Problem to solve: If a line below contains the word "JSON", count it. Please give the total and nothing else.

--- Extracted entries ---

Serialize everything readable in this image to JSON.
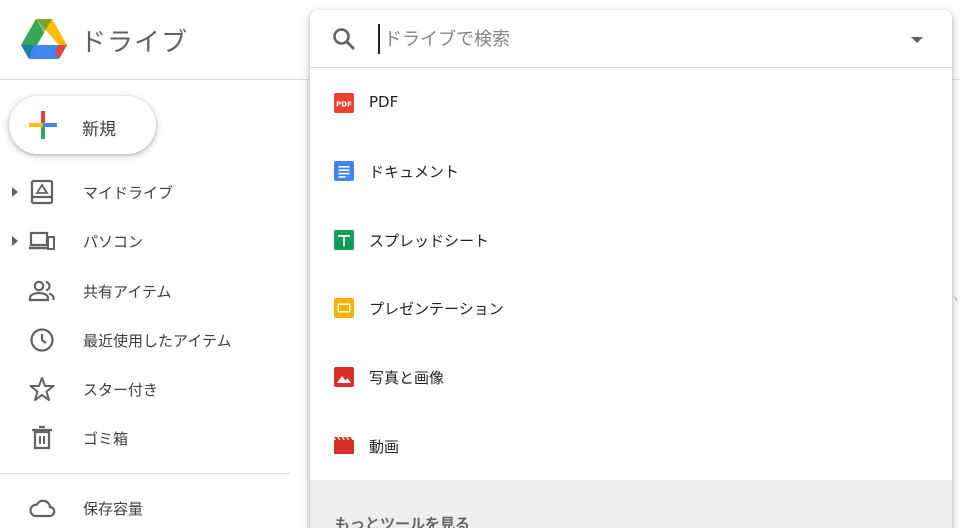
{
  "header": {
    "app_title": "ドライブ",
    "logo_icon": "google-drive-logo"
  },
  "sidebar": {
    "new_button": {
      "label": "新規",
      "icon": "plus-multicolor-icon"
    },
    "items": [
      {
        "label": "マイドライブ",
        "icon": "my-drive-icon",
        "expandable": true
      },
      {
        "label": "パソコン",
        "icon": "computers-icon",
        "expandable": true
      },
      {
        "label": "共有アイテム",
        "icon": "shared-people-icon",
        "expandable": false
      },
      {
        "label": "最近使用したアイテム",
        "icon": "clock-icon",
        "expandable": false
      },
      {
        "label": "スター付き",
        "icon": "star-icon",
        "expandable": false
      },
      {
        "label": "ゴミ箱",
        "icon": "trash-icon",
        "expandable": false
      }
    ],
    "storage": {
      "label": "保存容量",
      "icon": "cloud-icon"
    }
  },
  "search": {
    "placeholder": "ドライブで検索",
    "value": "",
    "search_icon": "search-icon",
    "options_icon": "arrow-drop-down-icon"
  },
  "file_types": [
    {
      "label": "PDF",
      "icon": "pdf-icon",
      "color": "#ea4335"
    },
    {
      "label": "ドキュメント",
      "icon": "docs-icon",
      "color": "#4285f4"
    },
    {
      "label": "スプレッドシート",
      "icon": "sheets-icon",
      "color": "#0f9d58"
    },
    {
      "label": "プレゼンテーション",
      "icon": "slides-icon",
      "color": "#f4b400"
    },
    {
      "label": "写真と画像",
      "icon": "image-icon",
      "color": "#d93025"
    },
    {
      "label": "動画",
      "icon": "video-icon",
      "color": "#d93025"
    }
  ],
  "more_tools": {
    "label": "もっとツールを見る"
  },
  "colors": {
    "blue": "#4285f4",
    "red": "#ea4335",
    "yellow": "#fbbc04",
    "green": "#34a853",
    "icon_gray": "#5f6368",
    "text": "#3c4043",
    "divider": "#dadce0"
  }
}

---
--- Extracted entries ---

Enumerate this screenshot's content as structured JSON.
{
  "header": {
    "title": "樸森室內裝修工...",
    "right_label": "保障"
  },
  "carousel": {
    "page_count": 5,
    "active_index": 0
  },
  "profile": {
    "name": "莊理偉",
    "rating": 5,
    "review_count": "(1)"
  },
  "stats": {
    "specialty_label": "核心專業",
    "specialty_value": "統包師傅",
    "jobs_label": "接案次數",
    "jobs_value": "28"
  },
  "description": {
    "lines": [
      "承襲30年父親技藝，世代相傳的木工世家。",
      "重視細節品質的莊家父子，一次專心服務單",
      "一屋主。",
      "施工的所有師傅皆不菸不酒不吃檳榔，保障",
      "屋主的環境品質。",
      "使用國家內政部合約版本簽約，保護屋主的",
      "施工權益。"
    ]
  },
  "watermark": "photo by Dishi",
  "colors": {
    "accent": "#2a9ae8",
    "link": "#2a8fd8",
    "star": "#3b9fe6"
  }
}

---
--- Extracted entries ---

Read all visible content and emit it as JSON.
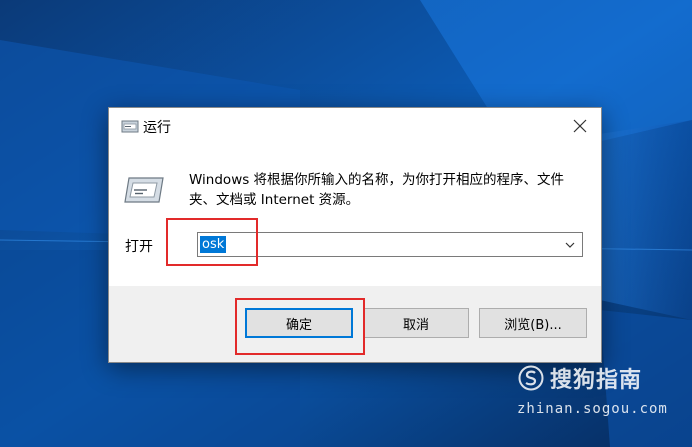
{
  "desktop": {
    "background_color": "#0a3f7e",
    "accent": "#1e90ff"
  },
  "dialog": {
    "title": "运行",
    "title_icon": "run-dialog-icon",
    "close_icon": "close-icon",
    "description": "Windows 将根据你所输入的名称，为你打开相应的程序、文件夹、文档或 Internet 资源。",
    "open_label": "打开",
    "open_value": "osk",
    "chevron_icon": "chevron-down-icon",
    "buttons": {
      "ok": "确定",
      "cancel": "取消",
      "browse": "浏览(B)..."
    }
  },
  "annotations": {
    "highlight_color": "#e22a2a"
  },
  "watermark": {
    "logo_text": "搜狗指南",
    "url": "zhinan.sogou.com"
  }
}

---

Result of this exercise: 3